(The problem) Search for the word "Health" in the entries. Each line that holds it should be copied.

(Dataset excerpts)

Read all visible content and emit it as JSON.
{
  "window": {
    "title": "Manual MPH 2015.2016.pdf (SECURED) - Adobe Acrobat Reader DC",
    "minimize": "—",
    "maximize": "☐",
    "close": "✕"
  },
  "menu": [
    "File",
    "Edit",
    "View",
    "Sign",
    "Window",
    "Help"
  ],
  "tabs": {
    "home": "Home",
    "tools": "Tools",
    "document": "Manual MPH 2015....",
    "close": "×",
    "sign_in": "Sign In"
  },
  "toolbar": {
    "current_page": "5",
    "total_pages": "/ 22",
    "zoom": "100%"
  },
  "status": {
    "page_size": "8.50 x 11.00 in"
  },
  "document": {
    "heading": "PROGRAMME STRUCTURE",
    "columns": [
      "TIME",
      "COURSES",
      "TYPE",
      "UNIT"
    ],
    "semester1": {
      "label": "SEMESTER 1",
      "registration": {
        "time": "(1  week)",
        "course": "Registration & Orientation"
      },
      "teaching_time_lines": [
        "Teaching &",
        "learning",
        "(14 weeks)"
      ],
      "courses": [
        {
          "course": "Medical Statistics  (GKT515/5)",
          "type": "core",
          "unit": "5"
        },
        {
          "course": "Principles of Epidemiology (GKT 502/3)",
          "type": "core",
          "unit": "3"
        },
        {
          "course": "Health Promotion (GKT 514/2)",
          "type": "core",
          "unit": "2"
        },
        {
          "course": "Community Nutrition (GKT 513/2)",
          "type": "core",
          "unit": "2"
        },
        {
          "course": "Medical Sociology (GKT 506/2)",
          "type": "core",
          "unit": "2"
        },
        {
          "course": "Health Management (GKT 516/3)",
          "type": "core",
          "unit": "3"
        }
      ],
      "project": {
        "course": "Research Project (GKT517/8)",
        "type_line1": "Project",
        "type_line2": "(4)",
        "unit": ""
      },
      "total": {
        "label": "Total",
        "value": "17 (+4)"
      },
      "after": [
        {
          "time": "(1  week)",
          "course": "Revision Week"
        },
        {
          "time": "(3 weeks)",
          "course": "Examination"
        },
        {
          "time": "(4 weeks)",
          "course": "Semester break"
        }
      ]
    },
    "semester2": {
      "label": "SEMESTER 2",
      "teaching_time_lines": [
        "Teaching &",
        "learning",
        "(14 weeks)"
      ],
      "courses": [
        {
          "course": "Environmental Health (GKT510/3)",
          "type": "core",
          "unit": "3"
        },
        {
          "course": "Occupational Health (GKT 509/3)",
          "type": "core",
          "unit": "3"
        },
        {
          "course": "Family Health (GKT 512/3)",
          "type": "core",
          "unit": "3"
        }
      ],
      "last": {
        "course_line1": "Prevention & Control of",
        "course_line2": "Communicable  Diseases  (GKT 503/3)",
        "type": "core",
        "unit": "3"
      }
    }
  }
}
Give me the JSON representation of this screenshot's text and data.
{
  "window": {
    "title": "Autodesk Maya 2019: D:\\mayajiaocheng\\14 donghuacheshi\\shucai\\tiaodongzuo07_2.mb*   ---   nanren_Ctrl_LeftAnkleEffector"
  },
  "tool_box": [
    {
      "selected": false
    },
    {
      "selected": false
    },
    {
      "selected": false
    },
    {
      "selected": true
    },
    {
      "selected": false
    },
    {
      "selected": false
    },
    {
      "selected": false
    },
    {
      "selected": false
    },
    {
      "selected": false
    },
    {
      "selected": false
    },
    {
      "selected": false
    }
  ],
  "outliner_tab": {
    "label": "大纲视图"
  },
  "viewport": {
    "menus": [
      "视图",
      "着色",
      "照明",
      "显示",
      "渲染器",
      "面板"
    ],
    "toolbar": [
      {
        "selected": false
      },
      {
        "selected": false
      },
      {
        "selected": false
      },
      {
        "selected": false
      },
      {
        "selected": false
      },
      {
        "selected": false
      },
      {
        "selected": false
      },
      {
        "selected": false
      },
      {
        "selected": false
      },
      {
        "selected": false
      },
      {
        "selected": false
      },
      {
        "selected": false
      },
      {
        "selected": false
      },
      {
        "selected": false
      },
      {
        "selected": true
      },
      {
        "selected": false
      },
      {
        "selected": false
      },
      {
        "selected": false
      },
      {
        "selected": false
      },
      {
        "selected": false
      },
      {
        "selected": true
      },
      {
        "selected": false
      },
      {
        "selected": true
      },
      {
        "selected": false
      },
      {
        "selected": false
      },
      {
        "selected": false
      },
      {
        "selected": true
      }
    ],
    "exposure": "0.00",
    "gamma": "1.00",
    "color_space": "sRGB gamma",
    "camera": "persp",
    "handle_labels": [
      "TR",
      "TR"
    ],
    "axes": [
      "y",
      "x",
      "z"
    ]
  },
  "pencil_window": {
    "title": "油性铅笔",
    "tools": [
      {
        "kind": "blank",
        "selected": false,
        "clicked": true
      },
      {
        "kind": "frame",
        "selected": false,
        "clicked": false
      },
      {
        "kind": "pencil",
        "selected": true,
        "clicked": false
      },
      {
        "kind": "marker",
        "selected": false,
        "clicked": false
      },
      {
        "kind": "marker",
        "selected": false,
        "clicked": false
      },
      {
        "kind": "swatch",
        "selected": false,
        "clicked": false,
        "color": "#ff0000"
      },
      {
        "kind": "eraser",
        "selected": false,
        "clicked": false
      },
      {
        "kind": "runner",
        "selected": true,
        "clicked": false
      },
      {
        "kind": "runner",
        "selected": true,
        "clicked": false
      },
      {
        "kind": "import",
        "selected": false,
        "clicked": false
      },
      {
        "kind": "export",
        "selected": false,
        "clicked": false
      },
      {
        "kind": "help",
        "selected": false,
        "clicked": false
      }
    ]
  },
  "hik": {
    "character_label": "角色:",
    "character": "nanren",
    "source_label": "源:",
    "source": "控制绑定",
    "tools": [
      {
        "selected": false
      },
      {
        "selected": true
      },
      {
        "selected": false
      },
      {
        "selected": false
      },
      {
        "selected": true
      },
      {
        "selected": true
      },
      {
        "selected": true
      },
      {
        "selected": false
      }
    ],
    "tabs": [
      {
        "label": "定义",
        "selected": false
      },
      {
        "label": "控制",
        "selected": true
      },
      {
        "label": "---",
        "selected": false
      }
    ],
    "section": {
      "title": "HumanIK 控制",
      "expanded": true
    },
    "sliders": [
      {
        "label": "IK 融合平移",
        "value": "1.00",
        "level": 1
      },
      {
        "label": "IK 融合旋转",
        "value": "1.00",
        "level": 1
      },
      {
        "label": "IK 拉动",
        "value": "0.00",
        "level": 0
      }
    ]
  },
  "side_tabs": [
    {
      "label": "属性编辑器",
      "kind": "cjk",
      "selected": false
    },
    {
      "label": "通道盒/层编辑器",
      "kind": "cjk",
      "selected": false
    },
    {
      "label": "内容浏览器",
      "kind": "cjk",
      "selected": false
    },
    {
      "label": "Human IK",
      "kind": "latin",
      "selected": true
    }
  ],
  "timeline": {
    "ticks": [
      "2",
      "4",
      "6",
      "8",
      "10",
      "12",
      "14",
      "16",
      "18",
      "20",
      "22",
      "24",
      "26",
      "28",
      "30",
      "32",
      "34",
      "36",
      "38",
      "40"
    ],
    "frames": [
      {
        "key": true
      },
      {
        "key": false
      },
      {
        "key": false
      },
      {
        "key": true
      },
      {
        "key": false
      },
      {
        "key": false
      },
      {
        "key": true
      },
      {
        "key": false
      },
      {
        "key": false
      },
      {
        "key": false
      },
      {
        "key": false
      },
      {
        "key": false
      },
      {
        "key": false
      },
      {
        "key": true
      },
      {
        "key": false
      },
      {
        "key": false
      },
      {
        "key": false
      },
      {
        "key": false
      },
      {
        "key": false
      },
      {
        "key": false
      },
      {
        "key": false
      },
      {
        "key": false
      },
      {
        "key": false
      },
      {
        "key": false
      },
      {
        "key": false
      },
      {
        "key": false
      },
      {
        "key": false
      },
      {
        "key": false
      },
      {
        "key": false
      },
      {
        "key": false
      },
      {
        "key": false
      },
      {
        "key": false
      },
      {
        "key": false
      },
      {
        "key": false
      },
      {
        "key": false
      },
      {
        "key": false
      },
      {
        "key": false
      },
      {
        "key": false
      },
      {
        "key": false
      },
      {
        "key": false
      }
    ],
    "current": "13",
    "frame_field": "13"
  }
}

(Your solution)
          "course": "Health Promotion (GKT 514/2)",
          "course": "Health Management (GKT 516/3)",
          "course": "Environmental Health (GKT510/3)",
          "course": "Occupational Health (GKT 509/3)",
          "course": "Family Health (GKT 512/3)",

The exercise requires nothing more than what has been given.